The highest feasible number of squares per face ended up being 100 x 100 squares. Unity’s current limit is 6500 verts per mesh, so considering that each continent would be created as its own mesh, that would make the theoretical upper limit per continent about 1600 squares.
It’s using normalized coordinates, so (0,0) means bottom left corner, and (0,1) means top left corner and so forth. This type of image is just called a UV test grid, and it’s usual for finding any errors that might have snuck into your work, such as in the following image where warping was occurring near the bottom squares that weren’t getting the proper UV coordinates:
We then figured out that we could use a noise derivative to enable us to use 8 levels of detail from a continent to a region, thereby increasing the height as we’d approach a continent and thus giving it a more realistic effect. Using quad cell trees, we would then focus on a particular mesh area, which given our plans to feature tectonic movement, also meant that we could use simple Perlin noise to get results through the coordinate system:
With these basic things taken care of, we moved on to continents, which proved immensely satisfying as a fairly straightforward “walk” algorithm acting as a mask layer, was used to create pseudo-continents:

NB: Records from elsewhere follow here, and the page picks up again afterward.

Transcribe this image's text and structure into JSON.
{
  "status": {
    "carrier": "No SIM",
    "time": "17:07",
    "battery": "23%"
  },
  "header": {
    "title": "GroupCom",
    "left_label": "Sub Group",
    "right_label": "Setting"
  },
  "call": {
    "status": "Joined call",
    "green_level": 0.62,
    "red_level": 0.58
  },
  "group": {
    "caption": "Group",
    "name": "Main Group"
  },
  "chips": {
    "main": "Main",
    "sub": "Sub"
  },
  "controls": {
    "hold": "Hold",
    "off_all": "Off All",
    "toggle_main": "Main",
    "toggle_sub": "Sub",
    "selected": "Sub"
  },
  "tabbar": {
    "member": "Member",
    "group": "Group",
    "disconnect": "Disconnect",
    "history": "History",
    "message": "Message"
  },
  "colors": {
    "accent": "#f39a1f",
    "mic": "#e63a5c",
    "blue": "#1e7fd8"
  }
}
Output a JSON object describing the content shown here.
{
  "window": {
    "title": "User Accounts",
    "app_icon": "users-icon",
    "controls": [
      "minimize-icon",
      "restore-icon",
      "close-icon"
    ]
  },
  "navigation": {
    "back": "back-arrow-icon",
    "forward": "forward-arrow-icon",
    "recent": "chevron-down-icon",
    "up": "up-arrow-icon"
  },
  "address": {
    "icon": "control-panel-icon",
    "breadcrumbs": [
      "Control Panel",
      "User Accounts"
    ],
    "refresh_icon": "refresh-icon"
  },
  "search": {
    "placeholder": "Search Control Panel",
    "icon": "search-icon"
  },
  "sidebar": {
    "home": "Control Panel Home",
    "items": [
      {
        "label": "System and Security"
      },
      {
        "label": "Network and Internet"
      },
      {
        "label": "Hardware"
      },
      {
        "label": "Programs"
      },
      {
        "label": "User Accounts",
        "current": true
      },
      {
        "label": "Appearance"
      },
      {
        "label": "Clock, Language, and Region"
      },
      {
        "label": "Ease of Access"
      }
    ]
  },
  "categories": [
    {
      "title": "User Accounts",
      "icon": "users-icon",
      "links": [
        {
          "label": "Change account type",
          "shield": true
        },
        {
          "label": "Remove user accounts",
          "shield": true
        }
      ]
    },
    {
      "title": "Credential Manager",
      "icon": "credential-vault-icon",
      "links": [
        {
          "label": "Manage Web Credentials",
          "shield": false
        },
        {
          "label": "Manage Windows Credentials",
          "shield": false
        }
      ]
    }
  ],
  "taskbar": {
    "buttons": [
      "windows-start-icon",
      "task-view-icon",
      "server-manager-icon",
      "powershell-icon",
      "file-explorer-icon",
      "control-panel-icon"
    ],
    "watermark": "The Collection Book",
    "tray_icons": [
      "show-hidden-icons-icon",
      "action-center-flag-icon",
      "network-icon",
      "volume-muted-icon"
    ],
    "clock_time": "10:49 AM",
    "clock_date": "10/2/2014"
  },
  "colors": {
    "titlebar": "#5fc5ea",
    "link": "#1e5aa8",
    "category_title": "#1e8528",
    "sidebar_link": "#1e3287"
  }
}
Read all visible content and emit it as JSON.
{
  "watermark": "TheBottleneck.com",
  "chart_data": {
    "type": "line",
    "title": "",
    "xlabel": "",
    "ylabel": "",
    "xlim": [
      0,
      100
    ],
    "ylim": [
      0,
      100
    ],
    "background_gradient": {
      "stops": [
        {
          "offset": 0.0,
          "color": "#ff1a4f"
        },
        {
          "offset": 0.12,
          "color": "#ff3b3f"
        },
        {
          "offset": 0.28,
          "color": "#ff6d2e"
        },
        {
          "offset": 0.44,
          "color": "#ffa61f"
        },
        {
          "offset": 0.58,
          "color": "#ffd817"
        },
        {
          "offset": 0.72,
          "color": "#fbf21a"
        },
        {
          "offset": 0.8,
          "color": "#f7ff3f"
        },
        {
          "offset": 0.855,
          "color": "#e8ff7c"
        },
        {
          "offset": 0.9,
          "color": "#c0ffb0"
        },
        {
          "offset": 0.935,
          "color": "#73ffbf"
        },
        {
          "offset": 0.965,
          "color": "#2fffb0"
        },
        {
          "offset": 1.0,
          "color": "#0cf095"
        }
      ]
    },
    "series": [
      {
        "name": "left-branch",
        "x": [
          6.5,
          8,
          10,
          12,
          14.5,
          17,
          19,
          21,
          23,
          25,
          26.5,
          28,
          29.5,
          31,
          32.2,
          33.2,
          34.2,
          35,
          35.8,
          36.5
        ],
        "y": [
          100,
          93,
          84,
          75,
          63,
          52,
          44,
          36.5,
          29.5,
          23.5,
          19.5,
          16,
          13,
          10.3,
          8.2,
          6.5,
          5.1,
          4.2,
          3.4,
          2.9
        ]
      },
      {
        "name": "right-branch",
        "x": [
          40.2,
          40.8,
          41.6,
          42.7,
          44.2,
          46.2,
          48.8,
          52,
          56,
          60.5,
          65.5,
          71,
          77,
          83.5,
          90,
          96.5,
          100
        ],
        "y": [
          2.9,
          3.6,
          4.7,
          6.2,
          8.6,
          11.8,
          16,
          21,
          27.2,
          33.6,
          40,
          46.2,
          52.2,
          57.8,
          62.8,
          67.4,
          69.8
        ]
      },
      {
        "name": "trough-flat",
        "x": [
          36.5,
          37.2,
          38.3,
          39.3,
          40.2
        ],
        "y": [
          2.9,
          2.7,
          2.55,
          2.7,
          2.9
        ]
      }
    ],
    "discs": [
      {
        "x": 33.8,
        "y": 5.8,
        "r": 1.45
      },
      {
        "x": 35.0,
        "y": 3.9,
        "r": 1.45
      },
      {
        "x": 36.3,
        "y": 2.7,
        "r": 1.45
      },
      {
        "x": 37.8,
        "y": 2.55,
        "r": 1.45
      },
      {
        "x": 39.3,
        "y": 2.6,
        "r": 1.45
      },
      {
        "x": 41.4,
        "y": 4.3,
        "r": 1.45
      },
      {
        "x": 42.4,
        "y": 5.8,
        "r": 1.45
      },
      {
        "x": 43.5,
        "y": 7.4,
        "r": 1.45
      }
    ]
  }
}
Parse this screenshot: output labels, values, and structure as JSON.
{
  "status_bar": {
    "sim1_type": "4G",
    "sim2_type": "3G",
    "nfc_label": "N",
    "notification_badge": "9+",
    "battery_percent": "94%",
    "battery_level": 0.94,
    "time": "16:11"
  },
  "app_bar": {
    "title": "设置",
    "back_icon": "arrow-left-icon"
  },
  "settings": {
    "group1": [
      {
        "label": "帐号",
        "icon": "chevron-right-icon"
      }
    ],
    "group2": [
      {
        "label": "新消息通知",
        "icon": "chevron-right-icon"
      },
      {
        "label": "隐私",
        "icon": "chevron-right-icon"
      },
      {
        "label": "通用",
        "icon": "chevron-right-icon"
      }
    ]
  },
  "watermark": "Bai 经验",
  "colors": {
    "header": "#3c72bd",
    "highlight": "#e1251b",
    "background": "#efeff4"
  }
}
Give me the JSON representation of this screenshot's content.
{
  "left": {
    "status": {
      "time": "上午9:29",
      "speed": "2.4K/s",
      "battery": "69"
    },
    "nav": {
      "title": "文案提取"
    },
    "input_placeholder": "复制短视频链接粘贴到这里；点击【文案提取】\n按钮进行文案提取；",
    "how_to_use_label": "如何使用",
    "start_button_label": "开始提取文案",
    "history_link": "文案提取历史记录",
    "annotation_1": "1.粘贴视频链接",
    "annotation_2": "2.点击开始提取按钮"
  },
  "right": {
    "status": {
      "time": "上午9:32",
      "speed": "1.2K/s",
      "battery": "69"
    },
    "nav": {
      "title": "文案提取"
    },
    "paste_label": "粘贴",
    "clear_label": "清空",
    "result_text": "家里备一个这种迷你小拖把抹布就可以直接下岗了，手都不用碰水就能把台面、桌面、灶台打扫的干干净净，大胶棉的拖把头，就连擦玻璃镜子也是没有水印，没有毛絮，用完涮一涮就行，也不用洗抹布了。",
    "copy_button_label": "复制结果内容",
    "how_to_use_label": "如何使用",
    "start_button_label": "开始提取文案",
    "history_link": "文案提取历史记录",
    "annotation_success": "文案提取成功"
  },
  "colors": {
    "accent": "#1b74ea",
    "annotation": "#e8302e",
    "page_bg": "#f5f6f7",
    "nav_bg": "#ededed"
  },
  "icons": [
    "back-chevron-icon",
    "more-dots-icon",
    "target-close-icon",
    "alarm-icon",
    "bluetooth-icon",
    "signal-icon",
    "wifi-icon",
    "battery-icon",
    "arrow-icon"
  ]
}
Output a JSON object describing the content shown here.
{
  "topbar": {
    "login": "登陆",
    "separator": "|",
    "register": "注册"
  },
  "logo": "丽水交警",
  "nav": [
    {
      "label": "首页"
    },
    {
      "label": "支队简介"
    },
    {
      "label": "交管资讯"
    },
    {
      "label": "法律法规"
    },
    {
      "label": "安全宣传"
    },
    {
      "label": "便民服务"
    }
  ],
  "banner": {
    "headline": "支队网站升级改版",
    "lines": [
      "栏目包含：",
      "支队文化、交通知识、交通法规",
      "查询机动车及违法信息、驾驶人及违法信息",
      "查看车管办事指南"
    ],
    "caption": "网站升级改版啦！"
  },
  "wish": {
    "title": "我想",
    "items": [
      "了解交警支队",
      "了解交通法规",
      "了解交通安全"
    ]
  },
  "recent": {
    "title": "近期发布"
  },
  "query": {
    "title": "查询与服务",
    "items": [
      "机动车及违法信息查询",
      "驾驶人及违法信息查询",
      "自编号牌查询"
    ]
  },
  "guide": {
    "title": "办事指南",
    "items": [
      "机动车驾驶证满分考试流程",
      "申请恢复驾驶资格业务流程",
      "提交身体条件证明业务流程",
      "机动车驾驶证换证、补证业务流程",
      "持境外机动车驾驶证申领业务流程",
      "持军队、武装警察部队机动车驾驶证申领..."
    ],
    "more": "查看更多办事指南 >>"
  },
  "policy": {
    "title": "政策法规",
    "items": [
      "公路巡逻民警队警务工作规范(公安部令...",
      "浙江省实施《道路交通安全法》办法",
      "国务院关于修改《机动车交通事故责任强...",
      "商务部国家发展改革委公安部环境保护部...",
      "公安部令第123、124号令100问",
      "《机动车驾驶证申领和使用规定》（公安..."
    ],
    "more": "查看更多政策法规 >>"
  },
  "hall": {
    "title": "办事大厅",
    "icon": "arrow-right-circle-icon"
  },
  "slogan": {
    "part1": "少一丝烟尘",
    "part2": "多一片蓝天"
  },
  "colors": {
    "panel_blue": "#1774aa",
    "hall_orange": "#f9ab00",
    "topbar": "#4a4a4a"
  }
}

This eventually got more exciting as we were able to accomplish coast line identification:
And using basic colors to illustrate the landmass which in the following picture is green, coast line which is cyan and oceanic plates which are blue:
This made us think that we might be able to do the entire planet as a single mesh. Up until that point, our planet’s continent copied a set of quads and built their own meshes. But going in a different direction we thought about storing the continents as node data with attached height maps. This meant that tectonic plate movement could easily be simulated, but with the caveat that it would be simulated as discrete movement rather than continuous movement. Movement would also be restricted to up, down, left and right.
Building on this, we separated the coastline by making a list of cells that surround the perimeter of the “landmass” cell. Meaning that the cells for the coastlines would correspond to places in the height map lower than normal. Eventually, we wanted to take all the heights at the coastline cells and lower them by some amount, so that the continent’s coastline would sink nicely into the ocean.
Quickly we realized that we might need to try a different approach for the oceans. Instead of making them separate objects, we tried to make each continent encompass the entire face of the cube. This also means that the height maps will also handle the height-mapping of the ocean cells that surround the actual landmasses.
In the below screenshot you can see the same coastal elevation mapping being applied to the sea cells around the continent:
This progress is no longer current, but gives you a window into the struggles of building a spherical game world when you have to account for multiple, difficult mechanics that you need to keep in mind from the beginning of your design process. We hope it might be helpful to other developers aspiring to do ambitious things with their own game worlds, and thank you for showing interest in our project.
Thanks for reading!